Manchester police said that they would no longer share details of the investigation with their US counterparts, and the city's top police official, Chief Constable Ian Hopkins, noted that the disclosure "has caused much distress for families that are already suffering terribly with their loss", the BBC reports. The U.S. Justice Department said it had initiated steps to address the "rampant leaks", which it said could not be tolerated.

Prime minister also expected to confront President Trump at North Atlantic Treaty Organisation meeting over intelligence leaks on Manchester to U.S. media.

United Kingdom police have accused USA media of undermining the investigation into Monday's terrorist attack in Manchester after unauthorized images were published of some of the bomb materials used in the attack.

On Wednesday, The New York Times published pictures of remnants of the attacker's homemade bomb, including a shredded backpack, a 12-volt battery, and nuts and screws used as shrapnel.

Among those taken into custody in Libya were the suspected bomber's father and his younger brother, the latter of whom confessed to knowing "all the details" of the attack plot, Libyan anti-terror authorities said. "What they will see is many more police officers - some armed, some unarmed - out there to protect the public", he said.

Police in Tripoli, the Libyan capital, arrested a brother of Abedi and his father.

McCaul told Fox News television that Monday's bombing was "a very soft target, a very premeditated sophisticated attack using a very sophisticated explosive device".

Ariana Grande is returning to Manchester. She later cancelled several concerts scheduled in London and Europe through June 5.

"She expressed the view that the intelligence sharing relationship we have with the hugely important and valuable, but that the information that we share should be kept secure", a British government source said.

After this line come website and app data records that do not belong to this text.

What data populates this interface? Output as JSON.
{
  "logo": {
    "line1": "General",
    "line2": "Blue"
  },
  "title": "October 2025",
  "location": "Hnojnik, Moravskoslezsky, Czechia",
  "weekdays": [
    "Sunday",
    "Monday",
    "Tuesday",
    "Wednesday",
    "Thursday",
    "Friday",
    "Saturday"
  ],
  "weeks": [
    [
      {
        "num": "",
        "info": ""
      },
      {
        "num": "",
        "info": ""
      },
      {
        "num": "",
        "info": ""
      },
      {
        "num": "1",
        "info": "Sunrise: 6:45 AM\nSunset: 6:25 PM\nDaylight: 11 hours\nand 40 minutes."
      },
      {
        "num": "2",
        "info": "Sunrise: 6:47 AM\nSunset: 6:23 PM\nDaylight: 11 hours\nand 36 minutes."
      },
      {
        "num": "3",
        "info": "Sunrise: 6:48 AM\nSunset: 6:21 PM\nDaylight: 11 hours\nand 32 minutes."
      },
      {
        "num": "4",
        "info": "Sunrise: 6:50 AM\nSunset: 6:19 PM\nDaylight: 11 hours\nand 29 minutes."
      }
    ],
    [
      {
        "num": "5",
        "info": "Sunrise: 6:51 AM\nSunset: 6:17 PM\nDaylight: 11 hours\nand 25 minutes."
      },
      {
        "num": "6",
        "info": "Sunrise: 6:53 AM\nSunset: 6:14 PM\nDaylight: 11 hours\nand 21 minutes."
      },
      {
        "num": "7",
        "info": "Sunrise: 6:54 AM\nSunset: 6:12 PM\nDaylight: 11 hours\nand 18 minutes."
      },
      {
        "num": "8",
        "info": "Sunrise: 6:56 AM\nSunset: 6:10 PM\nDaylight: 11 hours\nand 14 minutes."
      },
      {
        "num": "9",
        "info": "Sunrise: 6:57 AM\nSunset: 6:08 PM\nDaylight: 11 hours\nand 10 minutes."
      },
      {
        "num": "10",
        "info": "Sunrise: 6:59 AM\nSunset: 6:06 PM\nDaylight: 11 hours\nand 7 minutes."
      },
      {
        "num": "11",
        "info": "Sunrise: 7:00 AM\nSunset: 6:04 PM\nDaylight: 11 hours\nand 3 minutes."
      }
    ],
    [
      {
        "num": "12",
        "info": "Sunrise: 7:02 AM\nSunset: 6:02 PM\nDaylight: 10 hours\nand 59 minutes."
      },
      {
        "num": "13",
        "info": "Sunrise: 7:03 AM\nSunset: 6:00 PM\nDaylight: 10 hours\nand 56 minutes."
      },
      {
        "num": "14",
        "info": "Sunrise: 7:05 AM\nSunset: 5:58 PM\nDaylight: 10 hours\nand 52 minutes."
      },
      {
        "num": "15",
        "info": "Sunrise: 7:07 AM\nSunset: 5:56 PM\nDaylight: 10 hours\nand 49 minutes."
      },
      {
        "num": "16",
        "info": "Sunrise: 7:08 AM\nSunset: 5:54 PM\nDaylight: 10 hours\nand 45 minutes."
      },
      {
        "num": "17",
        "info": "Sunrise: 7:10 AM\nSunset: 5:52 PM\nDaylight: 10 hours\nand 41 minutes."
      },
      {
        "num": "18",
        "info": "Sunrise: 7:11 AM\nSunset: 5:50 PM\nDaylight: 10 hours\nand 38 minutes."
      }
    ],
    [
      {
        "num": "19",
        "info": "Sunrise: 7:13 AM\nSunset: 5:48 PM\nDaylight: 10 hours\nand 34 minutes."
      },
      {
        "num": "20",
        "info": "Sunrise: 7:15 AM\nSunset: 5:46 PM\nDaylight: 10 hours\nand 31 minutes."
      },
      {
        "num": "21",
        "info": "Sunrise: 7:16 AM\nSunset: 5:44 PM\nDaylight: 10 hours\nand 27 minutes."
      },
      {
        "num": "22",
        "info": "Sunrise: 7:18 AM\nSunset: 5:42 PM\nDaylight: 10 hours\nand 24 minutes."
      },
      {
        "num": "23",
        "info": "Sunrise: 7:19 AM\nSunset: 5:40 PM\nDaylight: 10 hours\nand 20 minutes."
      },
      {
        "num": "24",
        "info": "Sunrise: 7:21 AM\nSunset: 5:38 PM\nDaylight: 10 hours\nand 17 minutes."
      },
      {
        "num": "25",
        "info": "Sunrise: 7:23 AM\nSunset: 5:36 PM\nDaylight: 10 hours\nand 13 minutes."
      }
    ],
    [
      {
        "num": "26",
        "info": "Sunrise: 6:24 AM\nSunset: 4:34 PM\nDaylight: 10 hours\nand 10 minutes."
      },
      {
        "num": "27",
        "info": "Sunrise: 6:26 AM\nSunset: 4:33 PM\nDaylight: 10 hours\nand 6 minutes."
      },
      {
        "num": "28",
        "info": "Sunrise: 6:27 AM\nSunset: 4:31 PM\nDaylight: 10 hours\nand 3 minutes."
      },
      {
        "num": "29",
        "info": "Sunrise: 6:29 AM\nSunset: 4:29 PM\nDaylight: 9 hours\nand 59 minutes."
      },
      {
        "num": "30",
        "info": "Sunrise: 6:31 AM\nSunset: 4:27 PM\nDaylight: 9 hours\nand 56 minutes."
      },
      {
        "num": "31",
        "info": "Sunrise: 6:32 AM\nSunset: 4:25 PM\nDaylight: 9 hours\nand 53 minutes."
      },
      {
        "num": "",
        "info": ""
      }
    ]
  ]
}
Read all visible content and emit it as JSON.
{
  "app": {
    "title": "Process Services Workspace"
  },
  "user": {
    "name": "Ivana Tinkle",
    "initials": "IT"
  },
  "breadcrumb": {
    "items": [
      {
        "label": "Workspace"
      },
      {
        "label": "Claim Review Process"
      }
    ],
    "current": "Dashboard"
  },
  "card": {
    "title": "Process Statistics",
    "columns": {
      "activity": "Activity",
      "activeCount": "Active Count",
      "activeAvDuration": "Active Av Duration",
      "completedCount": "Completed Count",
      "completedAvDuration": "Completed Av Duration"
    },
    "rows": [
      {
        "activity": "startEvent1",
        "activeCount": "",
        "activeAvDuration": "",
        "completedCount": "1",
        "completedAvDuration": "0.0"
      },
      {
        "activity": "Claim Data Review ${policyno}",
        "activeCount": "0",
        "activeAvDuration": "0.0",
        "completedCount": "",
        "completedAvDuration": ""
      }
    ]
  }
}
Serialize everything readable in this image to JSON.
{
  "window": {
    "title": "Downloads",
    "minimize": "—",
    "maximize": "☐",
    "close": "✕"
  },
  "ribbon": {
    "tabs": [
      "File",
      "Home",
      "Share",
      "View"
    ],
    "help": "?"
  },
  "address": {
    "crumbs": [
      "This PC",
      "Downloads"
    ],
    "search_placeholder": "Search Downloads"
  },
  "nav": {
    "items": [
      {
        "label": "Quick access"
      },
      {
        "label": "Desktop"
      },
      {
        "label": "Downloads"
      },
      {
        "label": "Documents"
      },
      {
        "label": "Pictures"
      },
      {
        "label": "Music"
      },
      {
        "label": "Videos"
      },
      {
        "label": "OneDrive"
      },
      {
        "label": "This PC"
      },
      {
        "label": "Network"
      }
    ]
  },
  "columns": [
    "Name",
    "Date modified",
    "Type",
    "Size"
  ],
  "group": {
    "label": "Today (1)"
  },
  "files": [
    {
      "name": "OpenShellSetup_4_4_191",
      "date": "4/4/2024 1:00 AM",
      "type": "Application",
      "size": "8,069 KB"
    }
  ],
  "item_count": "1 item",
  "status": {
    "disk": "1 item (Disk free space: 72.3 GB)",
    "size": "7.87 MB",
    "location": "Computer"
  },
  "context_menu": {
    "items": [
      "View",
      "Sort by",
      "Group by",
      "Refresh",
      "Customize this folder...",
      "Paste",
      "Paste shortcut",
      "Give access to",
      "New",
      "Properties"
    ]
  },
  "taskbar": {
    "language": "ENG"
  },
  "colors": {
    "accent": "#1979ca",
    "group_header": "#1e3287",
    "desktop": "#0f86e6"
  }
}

A nationwide minute of silence was observed at 11 a.m. local time Thursday morning and Queen Elizabeth II visited a children's hospital in Manchester. The National Health Service says 75 people have been admitted to eight hospitals, "including 23 patients now receiving critical care".

  • Salvatore Jensen